Comoros — History and Culture
Comorians are typically from ancient African origins. Locals practice Sunni Islam, and the society is matrilineal. The presence of Islam can be traced back as early as the 11th century. Comorians give importance to family ties, and this has made the population a united cultural and social group. Conflicts are more a result of poor social, political and economic management than ethnic clashes.
The history of the islands is characterized by colonization, slave trade, sultanate battles, and Madagascan raids. The Africans first colonized the Comoros islands in the 8th century with the presence of Islam as a civilization and religion recorded as far back as the 11th century. Between that time and the 15th century, Comoros saw the evolution of its chiefdoms into sultanates as more and more Muslim Arabs set up camp on the islands. Commerce flourished and slave trade became commonplace during what is known as the era of the “battling sultans,” which continued for another four centuries.
The islands surrendered to France in 1841 and were formally under French colonial possession until 1912. The islands were considered part of Madagascar, which explains close ties with Malagasy people. The Comoros was granted self-government in 1961, but full independence was only achieved in 1975, mainly because of the geographical position of Mayotte, which is one of the main islands in the archipelago. The island retained links with France, leaving the three main landmasses – Anjouan, Mohéli, and Grande Comore – as a unified nation under the flag of the Union of the Comoros.
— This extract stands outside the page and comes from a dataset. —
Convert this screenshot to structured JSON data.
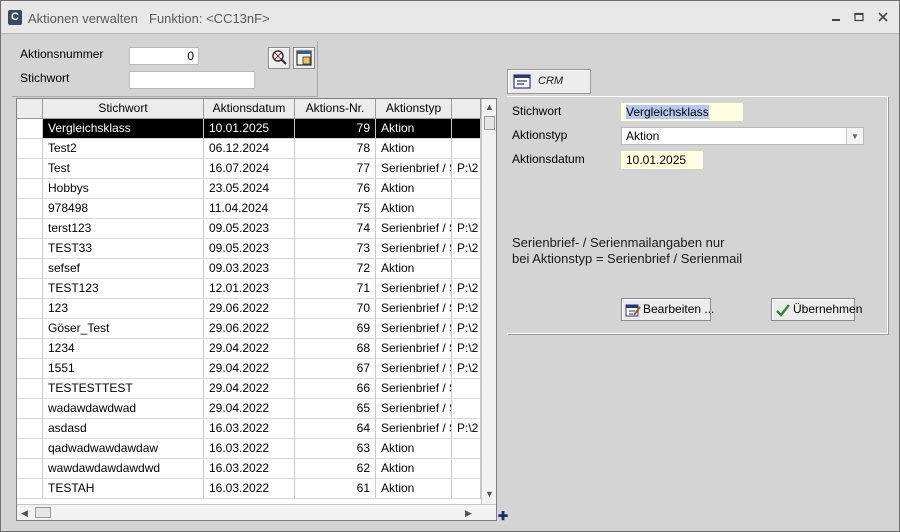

Peace was short-lived, as the islands were plagued by numerous coups from the late 1970’s to the most recent incident in 1999, which overthrew the new government. Today, the nation enjoys peace, though threats of political unrest still linger.
Comorians are strong followers of Islam, and religious celebrations are widely observed. The local culture is a hodgepodge of Arab, French and African influences. The residents have a strong regard for music and other performance arts and local artisans are skilled in sculpture, pottery, embroidery, and basketry. Diversity is also evident in the many prevalent languages used on the islands, including French, Comorian, Arabic, and Swahili.
Customary celebrations in the Comoros often feature dancing, music and the re-creation of popular and important literary texts, including war epics and tales about the beginning of different villages. Embroidered ceremonial coats, Islamic bonnets, and curtains are donned. Jewelry is also widely produced and sold.
Islam is the dominant religion, and it influences the Comoros’ culture and traditions deeply. Customs should be respected, though locals are generally tolerant of outside cultures. Many people also believe in earthly spirits and the power of djinn, which is derived from African, Arab and Madagascan traditions. There is also a Roman Catholic minority. Alcohol is not banned, though discretion should be used when drinking and don’t make too big a deal out of it.